**About this task:**
Go through the entries and copy every line that has the string "Efectivo" in it.

**Source records:**
--- --- ---
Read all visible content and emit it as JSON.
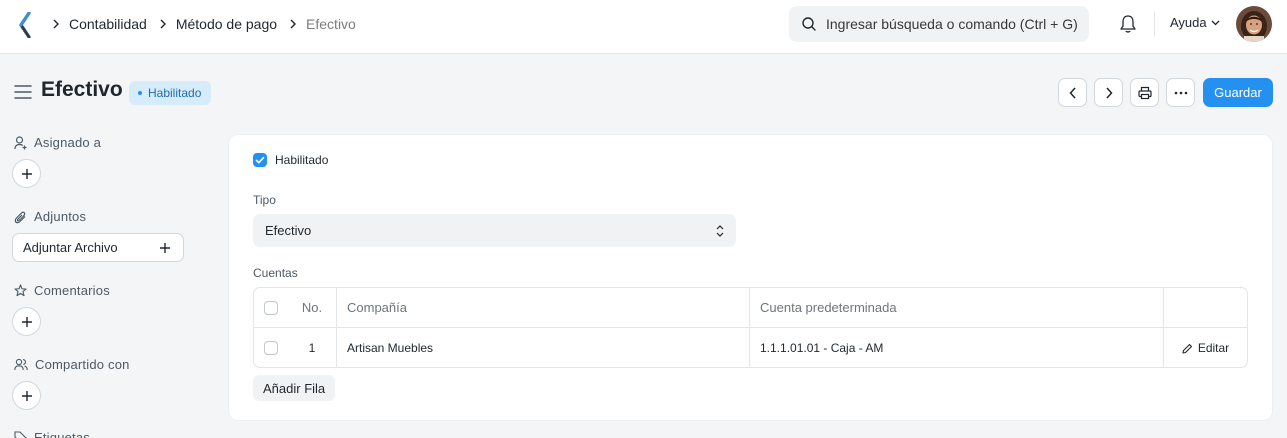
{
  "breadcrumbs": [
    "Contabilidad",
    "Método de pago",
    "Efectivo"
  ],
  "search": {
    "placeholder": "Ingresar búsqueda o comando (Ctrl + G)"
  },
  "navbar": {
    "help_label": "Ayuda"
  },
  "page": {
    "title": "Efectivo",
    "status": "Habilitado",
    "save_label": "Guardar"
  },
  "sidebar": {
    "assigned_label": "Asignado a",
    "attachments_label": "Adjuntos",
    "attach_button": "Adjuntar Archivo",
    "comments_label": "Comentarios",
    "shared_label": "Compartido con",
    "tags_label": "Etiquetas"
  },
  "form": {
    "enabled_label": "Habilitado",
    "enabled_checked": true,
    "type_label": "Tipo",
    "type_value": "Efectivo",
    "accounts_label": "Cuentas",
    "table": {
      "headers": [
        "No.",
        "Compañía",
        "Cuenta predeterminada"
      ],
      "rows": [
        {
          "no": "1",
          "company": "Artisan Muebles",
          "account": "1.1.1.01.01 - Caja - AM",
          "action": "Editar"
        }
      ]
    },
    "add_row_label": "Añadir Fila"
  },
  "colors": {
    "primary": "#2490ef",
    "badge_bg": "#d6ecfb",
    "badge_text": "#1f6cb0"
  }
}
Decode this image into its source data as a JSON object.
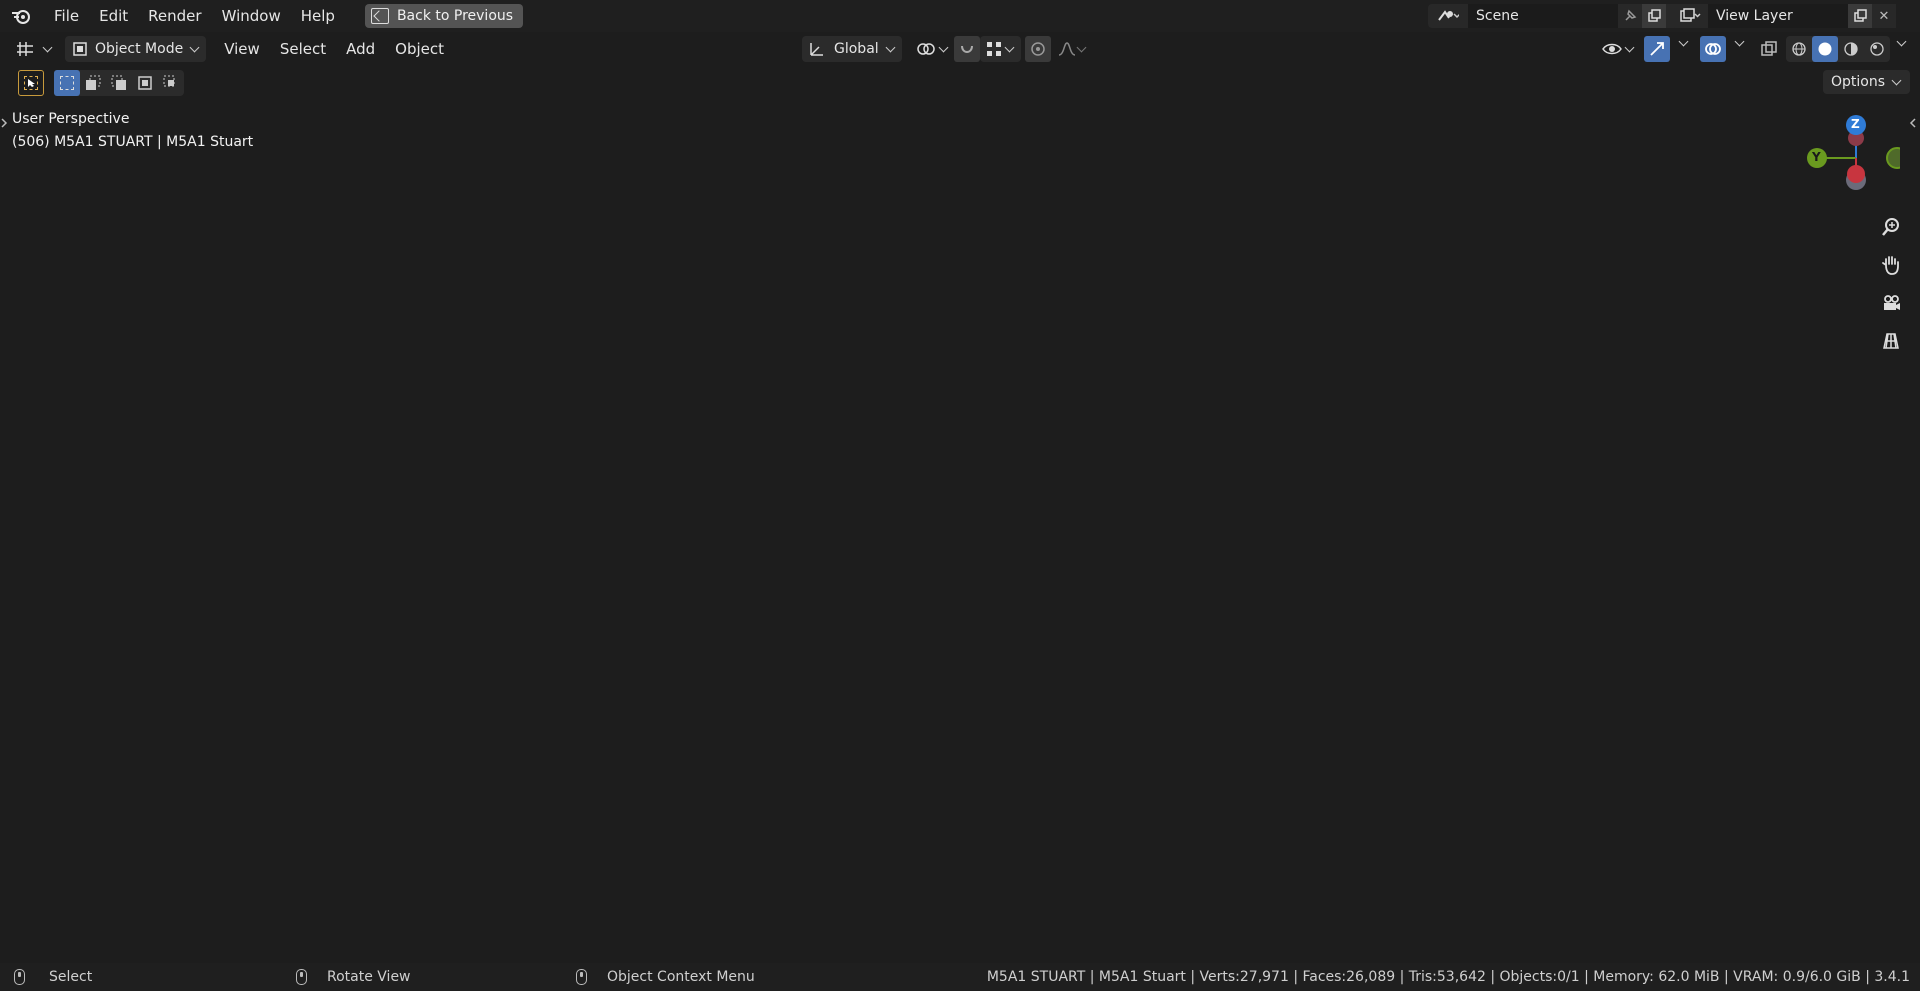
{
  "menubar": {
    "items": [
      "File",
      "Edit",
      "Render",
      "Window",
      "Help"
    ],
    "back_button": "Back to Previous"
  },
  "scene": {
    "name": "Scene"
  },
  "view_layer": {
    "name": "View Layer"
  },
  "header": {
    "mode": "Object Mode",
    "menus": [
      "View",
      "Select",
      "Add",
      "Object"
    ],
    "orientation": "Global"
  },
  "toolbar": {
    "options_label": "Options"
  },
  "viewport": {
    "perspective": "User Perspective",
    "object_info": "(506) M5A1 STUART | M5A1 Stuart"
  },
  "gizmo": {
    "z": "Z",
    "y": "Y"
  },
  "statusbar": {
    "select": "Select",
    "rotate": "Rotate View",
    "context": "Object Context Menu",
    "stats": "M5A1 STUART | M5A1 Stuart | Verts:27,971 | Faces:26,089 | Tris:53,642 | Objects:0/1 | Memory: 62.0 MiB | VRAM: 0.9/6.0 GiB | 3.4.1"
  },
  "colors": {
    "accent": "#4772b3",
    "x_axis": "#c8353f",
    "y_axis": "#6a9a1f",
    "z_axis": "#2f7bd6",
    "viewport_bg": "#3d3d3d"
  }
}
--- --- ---
**Task solution:**
    "Efectivo"
    "title": "Efectivo",
    "type_value": "Efectivo",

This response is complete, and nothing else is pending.